The commoditization of the global LNG market has had implications across several associated industries, ranging from the gas-fired power sector to seaborne gas transportation. Hence, it came as no surprise that the venerable Baltic Exchange, probably the world’s oldest source of shipping information, set out to build an LNG freight index in January that could be launched as early as spring 2018. LNG carriers are after all the pipelines of the sea. The global LNG carrier fleet now numbers nearly 500 vessels, compared with less than 100 ships in 1997. That’s a fivefold increase in two decades. Assuming an average cost of $200 million for one LNG carrier (it has ranged from $180-$220 million) that equates to nearly $100 billion spent on building the existing LNG carrier fleet. Related blog post: JKM reveals three LNG surprises in three years – tightness, correlations and seasonality The fleet is still growing and an increasing number of ships are being chartered on the spot market, in line with the fragmentation of long-term 20-year LNG supply contracts. “As a liquid spot market for LNG ships develops, only now can we start talking about creating an index for LNG rates,” Ralph Leszczynski, Singapore-based head of… continue reading
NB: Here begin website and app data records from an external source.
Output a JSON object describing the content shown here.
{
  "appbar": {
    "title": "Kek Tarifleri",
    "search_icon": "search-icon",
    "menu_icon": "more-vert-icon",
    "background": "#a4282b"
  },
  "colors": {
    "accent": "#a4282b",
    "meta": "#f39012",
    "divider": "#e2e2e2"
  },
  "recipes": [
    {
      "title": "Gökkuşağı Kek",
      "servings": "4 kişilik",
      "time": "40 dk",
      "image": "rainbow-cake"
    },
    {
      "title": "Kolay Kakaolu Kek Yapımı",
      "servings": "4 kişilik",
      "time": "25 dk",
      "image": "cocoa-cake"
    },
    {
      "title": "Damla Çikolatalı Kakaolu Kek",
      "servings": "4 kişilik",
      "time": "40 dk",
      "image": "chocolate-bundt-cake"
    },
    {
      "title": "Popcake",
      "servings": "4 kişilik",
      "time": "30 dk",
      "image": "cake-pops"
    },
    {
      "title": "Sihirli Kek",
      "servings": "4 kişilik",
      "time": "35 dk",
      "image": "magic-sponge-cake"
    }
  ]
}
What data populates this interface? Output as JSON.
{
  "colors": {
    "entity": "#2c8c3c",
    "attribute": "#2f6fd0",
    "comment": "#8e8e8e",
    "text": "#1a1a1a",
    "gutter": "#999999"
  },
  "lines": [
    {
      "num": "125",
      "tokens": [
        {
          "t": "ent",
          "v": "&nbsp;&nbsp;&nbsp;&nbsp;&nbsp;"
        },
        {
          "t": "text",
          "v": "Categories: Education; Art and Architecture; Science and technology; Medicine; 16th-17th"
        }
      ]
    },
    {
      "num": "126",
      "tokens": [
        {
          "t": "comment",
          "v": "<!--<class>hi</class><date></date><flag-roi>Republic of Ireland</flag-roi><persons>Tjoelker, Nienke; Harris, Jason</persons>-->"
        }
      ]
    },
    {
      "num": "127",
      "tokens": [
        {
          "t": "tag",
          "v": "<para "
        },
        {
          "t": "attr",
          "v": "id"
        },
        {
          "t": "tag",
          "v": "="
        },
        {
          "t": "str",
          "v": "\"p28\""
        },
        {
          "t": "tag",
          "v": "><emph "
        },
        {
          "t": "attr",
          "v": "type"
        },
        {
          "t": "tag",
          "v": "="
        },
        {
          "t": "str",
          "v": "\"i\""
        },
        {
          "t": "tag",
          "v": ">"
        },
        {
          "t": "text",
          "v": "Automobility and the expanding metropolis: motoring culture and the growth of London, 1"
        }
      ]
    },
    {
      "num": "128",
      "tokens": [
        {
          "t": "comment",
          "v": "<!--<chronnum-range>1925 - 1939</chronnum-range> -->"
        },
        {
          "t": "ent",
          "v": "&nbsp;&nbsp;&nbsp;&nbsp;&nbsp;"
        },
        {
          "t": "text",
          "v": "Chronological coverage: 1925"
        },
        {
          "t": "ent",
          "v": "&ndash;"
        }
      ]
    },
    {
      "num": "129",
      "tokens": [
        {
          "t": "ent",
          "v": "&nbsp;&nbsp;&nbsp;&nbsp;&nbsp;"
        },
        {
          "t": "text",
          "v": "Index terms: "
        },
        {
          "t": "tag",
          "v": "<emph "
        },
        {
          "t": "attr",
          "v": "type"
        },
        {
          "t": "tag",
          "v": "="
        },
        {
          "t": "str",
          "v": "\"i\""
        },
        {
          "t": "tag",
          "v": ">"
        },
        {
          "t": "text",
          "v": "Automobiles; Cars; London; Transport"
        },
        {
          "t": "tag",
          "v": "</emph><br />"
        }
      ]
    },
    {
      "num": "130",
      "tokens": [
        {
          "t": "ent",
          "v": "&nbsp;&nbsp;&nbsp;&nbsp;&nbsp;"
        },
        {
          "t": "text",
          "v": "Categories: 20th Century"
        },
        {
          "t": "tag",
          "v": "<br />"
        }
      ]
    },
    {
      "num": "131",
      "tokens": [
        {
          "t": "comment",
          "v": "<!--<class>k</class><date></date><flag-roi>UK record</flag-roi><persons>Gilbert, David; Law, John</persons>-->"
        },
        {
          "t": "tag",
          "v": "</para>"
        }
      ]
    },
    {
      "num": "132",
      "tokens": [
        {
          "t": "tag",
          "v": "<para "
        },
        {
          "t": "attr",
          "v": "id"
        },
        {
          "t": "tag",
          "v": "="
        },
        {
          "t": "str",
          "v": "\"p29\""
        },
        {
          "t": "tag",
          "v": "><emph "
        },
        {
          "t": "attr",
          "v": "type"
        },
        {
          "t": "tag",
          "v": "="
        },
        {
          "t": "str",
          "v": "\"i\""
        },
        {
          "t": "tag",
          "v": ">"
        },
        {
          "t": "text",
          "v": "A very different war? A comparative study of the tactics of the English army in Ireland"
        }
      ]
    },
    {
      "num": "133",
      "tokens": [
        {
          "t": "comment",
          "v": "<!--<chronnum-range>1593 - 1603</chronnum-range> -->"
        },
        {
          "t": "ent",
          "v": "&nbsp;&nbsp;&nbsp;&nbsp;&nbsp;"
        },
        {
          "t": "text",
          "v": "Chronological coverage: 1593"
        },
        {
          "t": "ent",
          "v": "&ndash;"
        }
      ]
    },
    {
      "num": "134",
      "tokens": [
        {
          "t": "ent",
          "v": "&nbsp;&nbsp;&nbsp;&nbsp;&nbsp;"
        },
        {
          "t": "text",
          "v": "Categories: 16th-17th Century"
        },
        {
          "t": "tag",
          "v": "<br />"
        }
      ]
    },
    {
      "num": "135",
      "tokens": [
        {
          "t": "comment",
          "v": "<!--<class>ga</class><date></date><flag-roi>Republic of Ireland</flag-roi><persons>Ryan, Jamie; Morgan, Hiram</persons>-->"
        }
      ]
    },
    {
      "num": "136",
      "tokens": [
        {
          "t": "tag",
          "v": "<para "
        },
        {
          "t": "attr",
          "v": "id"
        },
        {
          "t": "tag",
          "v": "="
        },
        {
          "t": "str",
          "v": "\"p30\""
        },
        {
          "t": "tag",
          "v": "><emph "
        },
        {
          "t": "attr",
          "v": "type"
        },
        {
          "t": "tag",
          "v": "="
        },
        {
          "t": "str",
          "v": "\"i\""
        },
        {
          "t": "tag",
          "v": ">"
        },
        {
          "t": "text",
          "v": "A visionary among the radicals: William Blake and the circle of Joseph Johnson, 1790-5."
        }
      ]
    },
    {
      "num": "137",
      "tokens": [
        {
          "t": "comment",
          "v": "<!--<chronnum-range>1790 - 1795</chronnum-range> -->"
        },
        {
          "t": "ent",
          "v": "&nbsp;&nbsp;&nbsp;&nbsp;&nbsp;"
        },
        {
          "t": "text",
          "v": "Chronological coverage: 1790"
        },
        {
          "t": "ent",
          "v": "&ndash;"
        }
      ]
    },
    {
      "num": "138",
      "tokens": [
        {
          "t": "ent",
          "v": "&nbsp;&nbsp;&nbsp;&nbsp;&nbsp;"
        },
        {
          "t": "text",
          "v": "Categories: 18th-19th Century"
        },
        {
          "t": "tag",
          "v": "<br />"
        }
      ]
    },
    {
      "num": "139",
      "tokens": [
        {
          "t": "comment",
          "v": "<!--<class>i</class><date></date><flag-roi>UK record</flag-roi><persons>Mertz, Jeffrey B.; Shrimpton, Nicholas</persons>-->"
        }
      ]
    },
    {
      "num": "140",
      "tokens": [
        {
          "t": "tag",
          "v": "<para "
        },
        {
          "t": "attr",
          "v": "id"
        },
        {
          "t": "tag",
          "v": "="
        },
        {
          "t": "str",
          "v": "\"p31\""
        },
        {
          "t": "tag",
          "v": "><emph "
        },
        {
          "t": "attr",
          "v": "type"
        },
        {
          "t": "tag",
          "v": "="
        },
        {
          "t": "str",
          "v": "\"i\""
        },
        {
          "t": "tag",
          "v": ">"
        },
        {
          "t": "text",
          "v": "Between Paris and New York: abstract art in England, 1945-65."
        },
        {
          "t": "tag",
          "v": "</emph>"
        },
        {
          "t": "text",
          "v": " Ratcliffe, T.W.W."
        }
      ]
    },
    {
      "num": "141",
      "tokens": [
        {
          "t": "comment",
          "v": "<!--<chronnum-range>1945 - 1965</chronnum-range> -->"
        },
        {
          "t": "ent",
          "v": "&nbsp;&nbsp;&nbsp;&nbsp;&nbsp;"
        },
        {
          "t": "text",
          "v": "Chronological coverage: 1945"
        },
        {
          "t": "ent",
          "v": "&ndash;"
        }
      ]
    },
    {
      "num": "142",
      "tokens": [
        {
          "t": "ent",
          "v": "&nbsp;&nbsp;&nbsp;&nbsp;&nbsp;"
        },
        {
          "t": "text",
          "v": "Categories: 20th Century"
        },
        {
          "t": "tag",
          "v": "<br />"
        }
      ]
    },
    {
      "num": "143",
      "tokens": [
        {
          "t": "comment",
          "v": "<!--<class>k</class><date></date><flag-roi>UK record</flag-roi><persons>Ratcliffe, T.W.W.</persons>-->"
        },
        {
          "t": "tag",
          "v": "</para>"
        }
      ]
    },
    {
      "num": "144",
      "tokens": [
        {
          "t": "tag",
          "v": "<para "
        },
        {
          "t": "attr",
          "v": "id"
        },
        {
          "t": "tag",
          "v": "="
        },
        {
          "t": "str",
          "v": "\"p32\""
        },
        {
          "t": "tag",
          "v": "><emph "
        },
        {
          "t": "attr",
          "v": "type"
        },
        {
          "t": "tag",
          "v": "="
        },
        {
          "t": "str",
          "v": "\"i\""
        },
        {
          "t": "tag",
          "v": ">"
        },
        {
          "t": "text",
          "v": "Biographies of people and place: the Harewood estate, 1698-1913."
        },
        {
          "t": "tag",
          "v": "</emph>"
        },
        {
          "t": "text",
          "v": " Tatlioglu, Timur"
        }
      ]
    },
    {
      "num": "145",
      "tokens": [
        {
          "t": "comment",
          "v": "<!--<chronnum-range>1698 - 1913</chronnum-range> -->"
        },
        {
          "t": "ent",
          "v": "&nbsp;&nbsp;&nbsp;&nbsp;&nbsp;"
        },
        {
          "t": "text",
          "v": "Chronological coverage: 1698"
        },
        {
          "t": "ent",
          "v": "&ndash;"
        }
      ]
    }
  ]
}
Continue reading Gaspirations: In pursuit of an LNG freight derivatives market. This article appeared first on CTRM Center.
Source: CTRM Center